With everything surrounding the Brett Kavanaugh “Salem Witch Trials” and more and more Republican held seats “coming online” (parlance for competitive) the electoral landscape for the majority party is looking decidedly dark. Texas and West Virginia, of all places, are featuring competitive races (TX Senate and WV-3)!
All this is driven by two things, the conventional narrative based on first term President’s midterm electoral history and the polls. But, in an era where cell phones are becoming more prevalent, landlines less so, and more Americans becoming disgusted with the political process it brings into question the credibility or at least ability of polling to be accurate.
Polling has arguably already suffered from these phenomenons.

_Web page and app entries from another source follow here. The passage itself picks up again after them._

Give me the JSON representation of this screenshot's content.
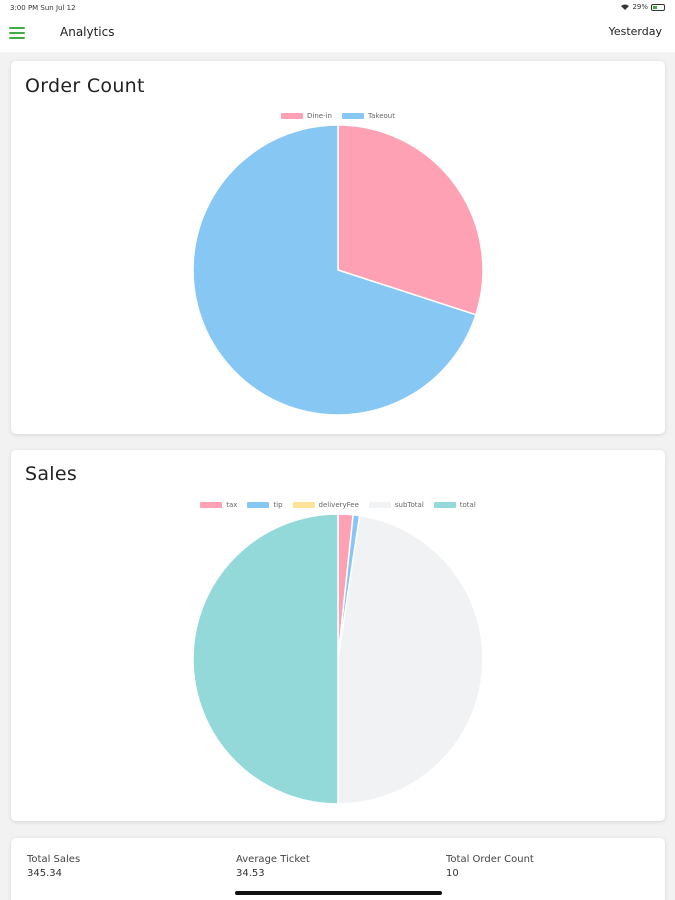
{
  "status_bar": {
    "time": "3:00 PM  Sun Jul 12",
    "battery": "29%"
  },
  "header": {
    "title": "Analytics",
    "date_filter": "Yesterday"
  },
  "order_card": {
    "title": "Order Count"
  },
  "sales_card": {
    "title": "Sales"
  },
  "summary": {
    "total_sales_label": "Total Sales",
    "total_sales_value": "345.34",
    "avg_ticket_label": "Average Ticket",
    "avg_ticket_value": "34.53",
    "order_count_label": "Total Order Count",
    "order_count_value": "10"
  },
  "chart_data": [
    {
      "type": "pie",
      "title": "Order Count",
      "categories": [
        "Dine-in",
        "Takeout"
      ],
      "values": [
        3,
        7
      ],
      "colors": [
        "#ffa1b5",
        "#86c7f3"
      ],
      "legend_position": "top"
    },
    {
      "type": "pie",
      "title": "Sales",
      "categories": [
        "tax",
        "tip",
        "deliveryFee",
        "subTotal",
        "total"
      ],
      "values": [
        11.5,
        5.0,
        0,
        328.84,
        345.34
      ],
      "colors": [
        "#ffa1b5",
        "#86c7f3",
        "#ffe29a",
        "#f1f2f4",
        "#93d9d9"
      ],
      "legend_position": "top"
    }
  ]
}
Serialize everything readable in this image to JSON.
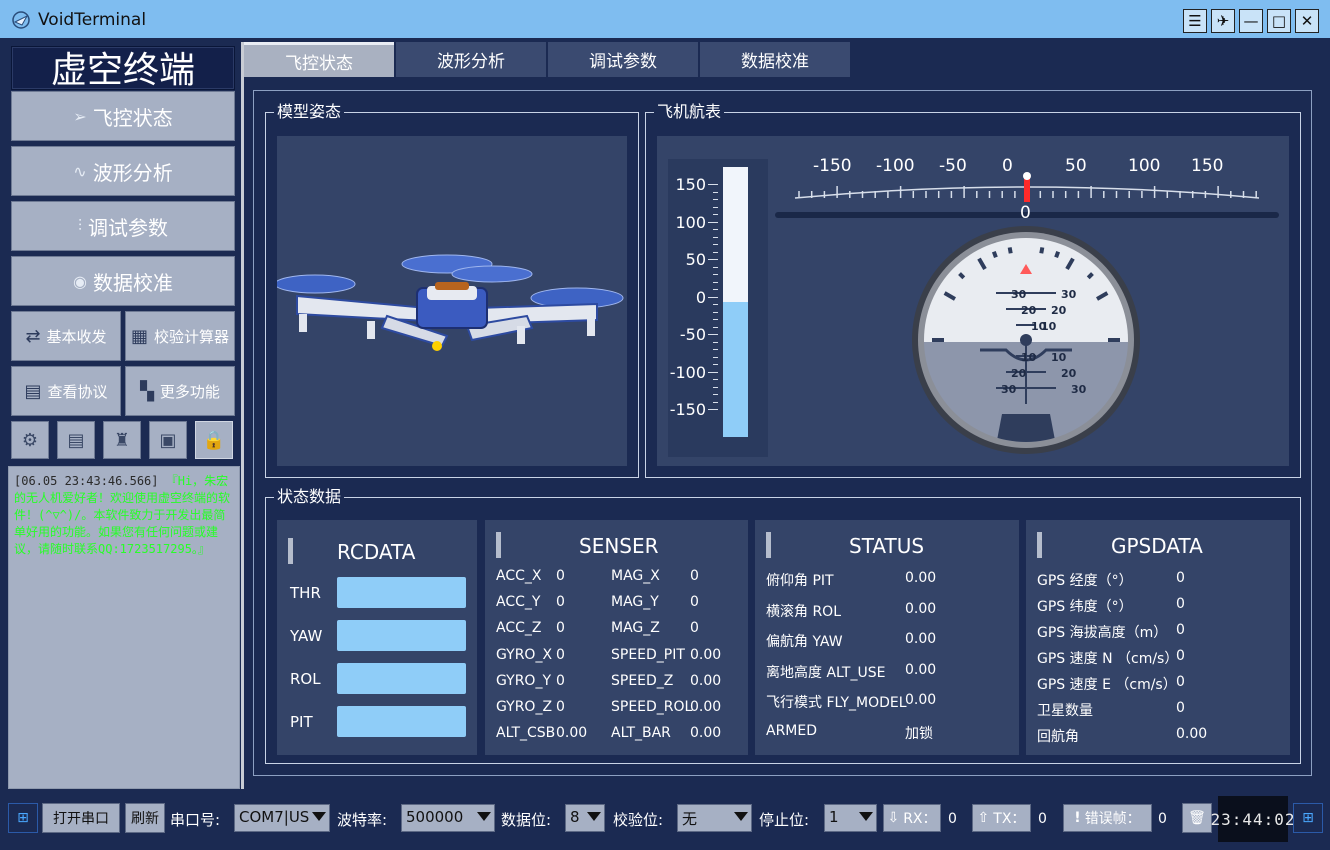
{
  "window": {
    "title": "VoidTerminal",
    "controls": [
      "☰",
      "✈",
      "—",
      "□",
      "✕"
    ]
  },
  "sidebar": {
    "brand": "虚空终端",
    "nav": [
      {
        "label": "飞控状态",
        "icon": "paper-plane-icon"
      },
      {
        "label": "波形分析",
        "icon": "waveform-icon"
      },
      {
        "label": "调试参数",
        "icon": "sliders-icon"
      },
      {
        "label": "数据校准",
        "icon": "target-icon"
      }
    ],
    "tools": [
      {
        "label": "基本收发",
        "icon": "transfer-icon"
      },
      {
        "label": "校验计算器",
        "icon": "calculator-icon"
      },
      {
        "label": "查看协议",
        "icon": "document-icon"
      },
      {
        "label": "更多功能",
        "icon": "grid-icon"
      }
    ],
    "icon_buttons": [
      "gear-icon",
      "notes-icon",
      "shirt-icon",
      "save-icon",
      "lock-icon"
    ],
    "log": {
      "timestamp": "[06.05 23:43:46.566]",
      "message": "『Hi，朱宏的无人机爱好者！欢迎使用虚空终端的软件！(^▽^)/。本软件致力于开发出最简单好用的功能。如果您有任何问题或建议，请随时联系QQ:1723517295。』"
    }
  },
  "tabs": [
    "飞控状态",
    "波形分析",
    "调试参数",
    "数据校准"
  ],
  "active_tab": 0,
  "groups": {
    "model": "模型姿态",
    "instruments": "飞机航表",
    "status_data": "状态数据"
  },
  "altimeter": {
    "ticks": [
      "150",
      "100",
      "50",
      "0",
      "-50",
      "-100",
      "-150"
    ],
    "value_percent": 0.5
  },
  "heading": {
    "ticks": [
      "-150",
      "-100",
      "-50",
      "0",
      "50",
      "100",
      "150"
    ],
    "value": "0"
  },
  "horizon": {
    "marks_up": [
      "30",
      "20",
      "10"
    ],
    "marks_down": [
      "10",
      "20",
      "30"
    ]
  },
  "rcdata": {
    "title": "RCDATA",
    "rows": [
      "THR",
      "YAW",
      "ROL",
      "PIT"
    ]
  },
  "senser": {
    "title": "SENSER",
    "left": [
      {
        "k": "ACC_X",
        "v": "0"
      },
      {
        "k": "ACC_Y",
        "v": "0"
      },
      {
        "k": "ACC_Z",
        "v": "0"
      },
      {
        "k": "GYRO_X",
        "v": "0"
      },
      {
        "k": "GYRO_Y",
        "v": "0"
      },
      {
        "k": "GYRO_Z",
        "v": "0"
      },
      {
        "k": "ALT_CSB",
        "v": "0.00"
      }
    ],
    "right": [
      {
        "k": "MAG_X",
        "v": "0"
      },
      {
        "k": "MAG_Y",
        "v": "0"
      },
      {
        "k": "MAG_Z",
        "v": "0"
      },
      {
        "k": "SPEED_PIT",
        "v": "0.00"
      },
      {
        "k": "SPEED_Z",
        "v": "0.00"
      },
      {
        "k": "SPEED_ROL",
        "v": "0.00"
      },
      {
        "k": "ALT_BAR",
        "v": "0.00"
      }
    ]
  },
  "status": {
    "title": "STATUS",
    "rows": [
      {
        "k": "俯仰角 PIT",
        "v": "0.00"
      },
      {
        "k": "横滚角 ROL",
        "v": "0.00"
      },
      {
        "k": "偏航角 YAW",
        "v": "0.00"
      },
      {
        "k": "离地高度 ALT_USE",
        "v": "0.00"
      },
      {
        "k": "飞行模式 FLY_MODEL",
        "v": "0.00"
      },
      {
        "k": "ARMED",
        "v": "加锁"
      }
    ]
  },
  "gpsdata": {
    "title": "GPSDATA",
    "rows": [
      {
        "k": "GPS 经度（°）",
        "v": "0"
      },
      {
        "k": "GPS 纬度（°）",
        "v": "0"
      },
      {
        "k": "GPS 海拔高度（m）",
        "v": "0"
      },
      {
        "k": "GPS 速度 N （cm/s）",
        "v": "0"
      },
      {
        "k": "GPS 速度 E （cm/s）",
        "v": "0"
      },
      {
        "k": "卫星数量",
        "v": "0"
      },
      {
        "k": "回航角",
        "v": "0.00"
      }
    ]
  },
  "bottom": {
    "open_port": "打开串口",
    "refresh": "刷新",
    "port_label": "串口号:",
    "port_value": "COM7|US",
    "baud_label": "波特率:",
    "baud_value": "500000",
    "databits_label": "数据位:",
    "databits_value": "8",
    "parity_label": "校验位:",
    "parity_value": "无",
    "stopbits_label": "停止位:",
    "stopbits_value": "1",
    "rx_label": "RX：",
    "rx_value": "0",
    "tx_label": "TX：",
    "tx_value": "0",
    "err_label": "错误帧：",
    "err_value": "0",
    "clock": "23:44:02"
  }
}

For example, specifically referencing midterms here, in 2010 RCP’s generic ballot average had Republicans winning nationally by 9.4 points. They won by 6.8 points. In individual races the polls were wildly off most notably in the Nevada Senate race. So, the polls were tilted towards Democrats.
In 2014, the reverse happened. Polling showed tight races across the country in key Senate and gubernatorial races and the House was neck and neck. Yet, in the end, Republicans overperformed the average Senate poll by 4 points (in dark blue states no less) and the generic ballot by over three points.
In 2012 and 2016 the polls were off yet in different ways. In 2012, state polls showed Obama with small but consistent leads in key swing states while national polls showed the race a dead heat. Obama eventually won by almost four points nationally and the state polls were pretty spot on (to a point or two on average).
The see-saw 2016 election was the opposite. The national polls were pretty close to accurate (within a point or two on average) but the state polls were widely off. The most striking example would be Wisconsin (with Pennsylvania and Michigan close seconds) where not a single poll after the primary showed Trump ahead. Yet, Trump won all three states (albeit by narrow margins).
In essence, the polls were biased toward copying one another. There are a variety of reasons why this could be the case; faulty turnout assumptions, certain voters making it through filters, wrong weighting. The list goes on. But if this happens it can have cascading consequences.
Perhaps the most notable example came from the Virginia Senate contest in 2014. Most polling had Senator Mark Warner ahead by 8-10 points (or more), but on the eve of the election a pollster, Norfolk University, found the race a dead heat. Due to the plethora of polling showing the race a blowout the pollster did not release the poll. Warner won by less than a point and trailed for most of the night until NoVA started reporting.
In this the danger of a self-fulfilling prophecy can be seen. Polls are run, created and analyzed by human beings who can let their own biases or worries about credibility influence their thinking. As a result, polls countering what 10 other polls say or the conventional narrative may never see the light of day.
In the months after the 2016 election, the polling industry (and media) reflected on what they could have done differently. A lot of hand wringing and discussion later, not much has changed. Oh sure, there was some discussion about focusing more on anecdotal, narrative driven evidence, and the media and pollsters not attempting to solicit the opinions of rural voters but for the most part it is business as usual.
All which leads to the possibility we could see something similar in 2018. If the polls are off by a couple points systematically (which usually is the case if they miss) it probably is good news for Republicans. Since Democrats enjoy such a wide lead it is more likely the polls are biased towards them (just as the polls were biased to Republicans in 2010).
Where this could benefit Republicans the most is fairly obvious. Close races in Missouri and North Dakota would go their way. Montana and Indiana would be dead-heats. Florida would be a toss-up and because West Virginia is so rural it is hard not seeing it being close.
That being said, the polls could still actually be biased toward Republicans and Democrats could do even better. I doubt that and here is why. Right now, electoral polls say Republicans are in a world of hurt. But, the polling measuring fundamentals; Presidential job approval, partisan enthusiasm, views on the economy, all point to a dead heat. For example, despite Brett Kavanaugh’s Supreme Court fiasco the President’s approval is going up after initially dipping.
Or take a new Pew survey. The survey finds both parties bases are galvanized with Democrats more-so (67% to 59%). It is not surprising Pew, which uses only a registered voter filter finds Democrats massively ahead on the generic ballot (52%-42%). This is not say Republicans won’t suffer in a couple of months but rather perhaps not as badly as initially thought if their base is actually activating.
This might be thin hope for Republicans to stand on but it is a hope nontheless. If Republicans can activate their base and polls are missing this it is possible they can hold the House and easily hold the Senate. We’ll see.